* [About this task]:
Could you write out the records below exactly as they appear?

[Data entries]

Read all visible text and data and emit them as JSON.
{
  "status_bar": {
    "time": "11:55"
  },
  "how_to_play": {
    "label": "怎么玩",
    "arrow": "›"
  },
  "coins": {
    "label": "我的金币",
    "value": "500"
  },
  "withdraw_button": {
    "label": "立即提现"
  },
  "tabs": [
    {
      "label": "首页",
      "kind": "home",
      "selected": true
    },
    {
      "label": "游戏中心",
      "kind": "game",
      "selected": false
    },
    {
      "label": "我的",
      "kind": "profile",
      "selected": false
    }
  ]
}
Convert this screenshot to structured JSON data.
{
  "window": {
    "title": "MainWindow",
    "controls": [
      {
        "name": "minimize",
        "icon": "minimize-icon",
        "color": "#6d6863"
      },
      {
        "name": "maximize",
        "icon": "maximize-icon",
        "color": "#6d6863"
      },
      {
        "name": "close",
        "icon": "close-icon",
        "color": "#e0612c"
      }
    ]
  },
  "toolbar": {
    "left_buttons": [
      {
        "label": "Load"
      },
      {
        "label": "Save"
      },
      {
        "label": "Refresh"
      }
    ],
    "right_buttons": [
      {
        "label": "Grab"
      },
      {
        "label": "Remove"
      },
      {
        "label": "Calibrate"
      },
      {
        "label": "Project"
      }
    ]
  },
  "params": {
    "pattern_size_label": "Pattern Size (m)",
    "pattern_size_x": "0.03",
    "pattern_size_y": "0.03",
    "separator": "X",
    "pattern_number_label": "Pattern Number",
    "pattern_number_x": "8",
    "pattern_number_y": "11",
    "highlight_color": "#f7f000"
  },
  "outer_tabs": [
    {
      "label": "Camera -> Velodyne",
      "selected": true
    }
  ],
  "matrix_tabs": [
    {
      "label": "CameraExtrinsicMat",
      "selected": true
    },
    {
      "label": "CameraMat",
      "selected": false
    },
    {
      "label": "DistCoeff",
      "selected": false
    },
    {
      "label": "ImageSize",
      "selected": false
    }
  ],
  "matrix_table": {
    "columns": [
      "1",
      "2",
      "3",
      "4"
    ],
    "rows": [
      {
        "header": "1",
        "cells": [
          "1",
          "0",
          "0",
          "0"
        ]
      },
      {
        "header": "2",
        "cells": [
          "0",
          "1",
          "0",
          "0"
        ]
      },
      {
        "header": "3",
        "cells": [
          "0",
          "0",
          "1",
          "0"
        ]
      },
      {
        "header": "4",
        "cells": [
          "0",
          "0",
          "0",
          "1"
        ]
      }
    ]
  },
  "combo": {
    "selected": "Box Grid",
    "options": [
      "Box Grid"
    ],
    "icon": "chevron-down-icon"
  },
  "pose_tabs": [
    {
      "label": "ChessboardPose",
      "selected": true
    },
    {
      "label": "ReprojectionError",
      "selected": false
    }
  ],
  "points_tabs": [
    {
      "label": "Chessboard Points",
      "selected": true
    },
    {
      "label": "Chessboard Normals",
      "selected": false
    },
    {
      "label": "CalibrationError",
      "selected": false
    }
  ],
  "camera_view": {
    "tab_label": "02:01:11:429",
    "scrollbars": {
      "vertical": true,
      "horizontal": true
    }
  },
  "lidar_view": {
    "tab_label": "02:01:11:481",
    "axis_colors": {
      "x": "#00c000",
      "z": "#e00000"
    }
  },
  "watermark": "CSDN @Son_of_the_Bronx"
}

* [Finished exercise]:
Read all visible text and data and emit them as JSON.
{
  "status_bar": {
    "time": "11:55"
  },
  "how_to_play": {
    "label": "怎么玩",
    "arrow": "›"
  },
  "coins": {
    "label": "我的金币",
    "value": "500"
  },
  "withdraw_button": {
    "label": "立即提现"
  },
  "tabs": [
    {
      "label": "首页",
      "kind": "home",
      "selected": true
    },
    {
      "label": "游戏中心",
      "kind": "game",
      "selected": false
    },
    {
      "label": "我的",
      "kind": "profile",
      "selected": false
    }
  ]
}
Convert this screenshot to structured JSON data.
{
  "window": {
    "title": "MainWindow",
    "controls": [
      {
        "name": "minimize",
        "icon": "minimize-icon",
        "color": "#6d6863"
      },
      {
        "name": "maximize",
        "icon": "maximize-icon",
        "color": "#6d6863"
      },
      {
        "name": "close",
        "icon": "close-icon",
        "color": "#e0612c"
      }
    ]
  },
  "toolbar": {
    "left_buttons": [
      {
        "label": "Load"
      },
      {
        "label": "Save"
      },
      {
        "label": "Refresh"
      }
    ],
    "right_buttons": [
      {
        "label": "Grab"
      },
      {
        "label": "Remove"
      },
      {
        "label": "Calibrate"
      },
      {
        "label": "Project"
      }
    ]
  },
  "params": {
    "pattern_size_label": "Pattern Size (m)",
    "pattern_size_x": "0.03",
    "pattern_size_y": "0.03",
    "separator": "X",
    "pattern_number_label": "Pattern Number",
    "pattern_number_x": "8",
    "pattern_number_y": "11",
    "highlight_color": "#f7f000"
  },
  "outer_tabs": [
    {
      "label": "Camera -> Velodyne",
      "selected": true
    }
  ],
  "matrix_tabs": [
    {
      "label": "CameraExtrinsicMat",
      "selected": true
    },
    {
      "label": "CameraMat",
      "selected": false
    },
    {
      "label": "DistCoeff",
      "selected": false
    },
    {
      "label": "ImageSize",
      "selected": false
    }
  ],
  "matrix_table": {
    "columns": [
      "1",
      "2",
      "3",
      "4"
    ],
    "rows": [
      {
        "header": "1",
        "cells": [
          "1",
          "0",
          "0",
          "0"
        ]
      },
      {
        "header": "2",
        "cells": [
          "0",
          "1",
          "0",
          "0"
        ]
      },
      {
        "header": "3",
        "cells": [
          "0",
          "0",
          "1",
          "0"
        ]
      },
      {
        "header": "4",
        "cells": [
          "0",
          "0",
          "0",
          "1"
        ]
      }
    ]
  },
  "combo": {
    "selected": "Box Grid",
    "options": [
      "Box Grid"
    ],
    "icon": "chevron-down-icon"
  },
  "pose_tabs": [
    {
      "label": "ChessboardPose",
      "selected": true
    },
    {
      "label": "ReprojectionError",
      "selected": false
    }
  ],
  "points_tabs": [
    {
      "label": "Chessboard Points",
      "selected": true
    },
    {
      "label": "Chessboard Normals",
      "selected": false
    },
    {
      "label": "CalibrationError",
      "selected": false
    }
  ],
  "camera_view": {
    "tab_label": "02:01:11:429",
    "scrollbars": {
      "vertical": true,
      "horizontal": true
    }
  },
  "lidar_view": {
    "tab_label": "02:01:11:481",
    "axis_colors": {
      "x": "#00c000",
      "z": "#e00000"
    }
  },
  "watermark": "CSDN @Son_of_the_Bronx"
}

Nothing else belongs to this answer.